● Work order: The required result is a line count: how many lines in this data hold the word "reply". Give only that.

● Exercise data:
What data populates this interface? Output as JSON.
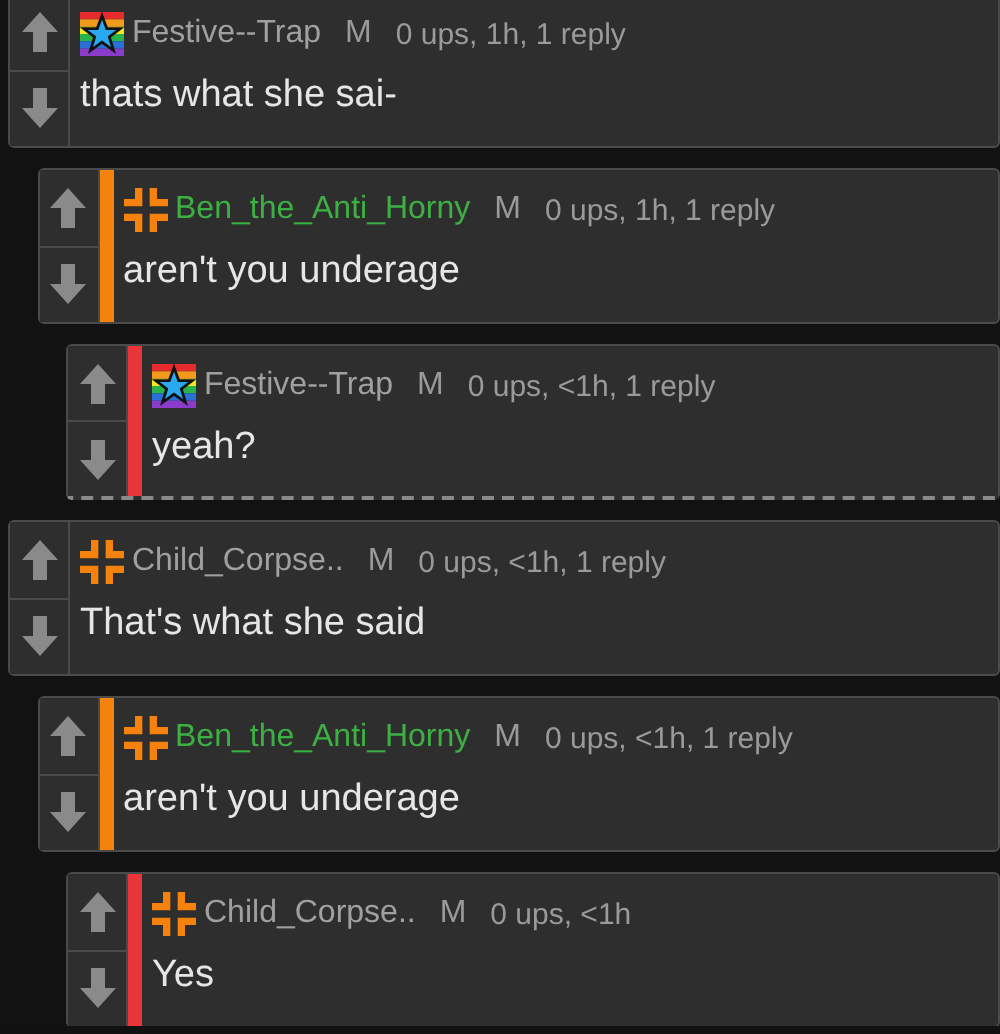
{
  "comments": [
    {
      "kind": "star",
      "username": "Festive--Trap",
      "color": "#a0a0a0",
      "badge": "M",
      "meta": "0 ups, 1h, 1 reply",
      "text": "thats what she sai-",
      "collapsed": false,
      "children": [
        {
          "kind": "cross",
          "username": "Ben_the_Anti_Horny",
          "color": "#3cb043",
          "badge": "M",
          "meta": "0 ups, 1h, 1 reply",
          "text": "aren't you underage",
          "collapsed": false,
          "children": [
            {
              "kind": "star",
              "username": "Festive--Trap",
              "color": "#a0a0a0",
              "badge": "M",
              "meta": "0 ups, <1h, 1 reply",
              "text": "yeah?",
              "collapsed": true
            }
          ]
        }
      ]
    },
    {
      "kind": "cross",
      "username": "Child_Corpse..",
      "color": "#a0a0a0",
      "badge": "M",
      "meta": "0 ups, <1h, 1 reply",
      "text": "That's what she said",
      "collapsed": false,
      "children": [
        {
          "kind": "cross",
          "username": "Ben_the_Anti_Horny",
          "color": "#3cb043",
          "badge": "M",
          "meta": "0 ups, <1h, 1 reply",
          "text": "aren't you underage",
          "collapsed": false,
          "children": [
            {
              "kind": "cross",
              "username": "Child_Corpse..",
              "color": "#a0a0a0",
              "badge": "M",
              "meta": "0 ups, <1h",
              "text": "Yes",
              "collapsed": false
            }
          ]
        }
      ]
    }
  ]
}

● Solved exercise: 5